Before long, my documents, journal, blog post drafts and photos were living in some cloud-based repository that was readily accessible from any of my devices, at least one of which I kept by my bedside (supplanting the paper journal, magazines and alarm clock with apps). Instead of keeping a “to do” list on paper, I tapped important items into the Reminders app on my phone, which automatically synced with my iPad and laptop, each of which would then buzz with a notification at a time and even place of my choosing.

It’s all pretty miraculous if you think about it. But while this digital transformation introduced heretofore inconceivable levels of convenience and productivity into my life, some things can get lost in all that digital noise. At the very least, I should be able to comfortably write the goddamn date.

Keeping One Foot In The Analog World


When I first met my girlfriend, we would cowork from cafes together. Even though she runs a popular local blog in Philadelphia and spends much of her time on the Internet, I noticed that she hadn’t taken the digital plunge quite as deeply as I had. As I typed away on my laptop in the cafe, periodically referencing a propped up iPad, she closed her MacBook’s lid and cracked open a Moleskin notebook and started writing down important-looking notes. She even had a paper-based planner, eschewing the cloud-synced, location-aware multi-device wonders of iCal and Reminders in favor of something decidedly more old school.
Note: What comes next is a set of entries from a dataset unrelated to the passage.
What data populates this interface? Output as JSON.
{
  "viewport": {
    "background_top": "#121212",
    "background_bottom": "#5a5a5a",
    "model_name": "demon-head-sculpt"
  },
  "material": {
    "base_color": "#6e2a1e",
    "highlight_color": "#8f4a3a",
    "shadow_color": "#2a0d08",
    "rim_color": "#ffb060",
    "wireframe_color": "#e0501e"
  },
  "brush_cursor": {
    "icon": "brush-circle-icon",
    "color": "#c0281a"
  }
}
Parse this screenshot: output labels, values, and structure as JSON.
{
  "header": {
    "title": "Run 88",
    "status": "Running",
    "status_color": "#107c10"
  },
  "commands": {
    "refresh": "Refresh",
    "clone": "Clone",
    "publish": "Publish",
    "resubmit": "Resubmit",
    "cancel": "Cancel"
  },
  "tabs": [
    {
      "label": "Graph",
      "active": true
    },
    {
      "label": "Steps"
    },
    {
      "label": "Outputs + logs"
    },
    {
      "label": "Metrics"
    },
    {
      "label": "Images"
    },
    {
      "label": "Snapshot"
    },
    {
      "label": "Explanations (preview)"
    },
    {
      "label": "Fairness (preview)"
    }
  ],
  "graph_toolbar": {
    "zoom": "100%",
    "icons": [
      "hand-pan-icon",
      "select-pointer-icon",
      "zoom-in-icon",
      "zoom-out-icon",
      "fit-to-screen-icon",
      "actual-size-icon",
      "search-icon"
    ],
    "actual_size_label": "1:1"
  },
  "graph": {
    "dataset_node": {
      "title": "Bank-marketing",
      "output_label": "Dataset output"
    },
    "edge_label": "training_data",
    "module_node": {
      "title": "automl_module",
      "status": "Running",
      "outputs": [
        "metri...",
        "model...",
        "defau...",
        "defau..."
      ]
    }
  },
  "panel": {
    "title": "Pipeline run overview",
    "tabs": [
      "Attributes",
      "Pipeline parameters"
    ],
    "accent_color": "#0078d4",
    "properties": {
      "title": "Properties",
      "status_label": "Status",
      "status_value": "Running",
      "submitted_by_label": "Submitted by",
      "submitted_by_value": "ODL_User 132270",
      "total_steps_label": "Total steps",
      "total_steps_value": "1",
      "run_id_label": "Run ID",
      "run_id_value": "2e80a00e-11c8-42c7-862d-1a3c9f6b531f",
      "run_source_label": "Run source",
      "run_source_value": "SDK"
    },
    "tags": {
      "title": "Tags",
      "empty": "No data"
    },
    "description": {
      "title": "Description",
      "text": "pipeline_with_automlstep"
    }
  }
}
By this time, I had already resolved to hand-write things more often. And when I did, I found I was better able to focus on the task at hand, far away from the dinging notifications, crowded inboxes, social status updates and ever-proliferating browser tabs. Watching another digital citizen put a pen to paper and get things done just as effectively, if not more so, just confirmed what I already knew: Life wasn’t meant to be lived entirely in some company’s cloud. And when it comes to productivity, we need more than apps.

The Science Of Writing Vs. Typing

A few years back, there were a bunch of stories in the press about the science of writing things by hand. As it turns out, our brains work differently when we form letters with a hand-held implement – and we learn more effectively than when we type. This makes total sense. I’ve long noticed that when I’m writing in a paper journal, it mentally feels different than when I’m typing out my thoughts on a computer. I thought it had something to do with the more focused nature of paper vs. connected devices. As it turns out, there’s more to it than that.

Writing stimulates a bunch of cells at the base of the brain called the reticular activating system (RAS). The RAS acts as a filter for everything your brain needs to process, giving more importance to the stuff that you’re actively focusing on at the moment—something that the physical act of writing brings to the forefront. 

Meanwhile, a series of studies conducted in the last few years have indicated that students learn more effectively when they form letters and shapes by hand as opposed to doing so digitally.

Technology has a way of augmenting our imperfect brains and making us more productive. Personally, I still prefer to have a notification ding with a reminder to do something I committed to several days ago. In some ways, all this tech does enhance our increasingly complex lives. It makes it easier to navigate, harder to lose track of things, more convenient to stay in touch and nearly effortless to discover new places.

But just like it’s still nice to curl up with a book made of trees or play a vinyl record, there’s still room for the analog in our productive lives. Sure, that IFTTT recipe connecting your Evernote account to Dropbox or Gmail looks awesome.

But don’t forget to pick up a pen from time to time.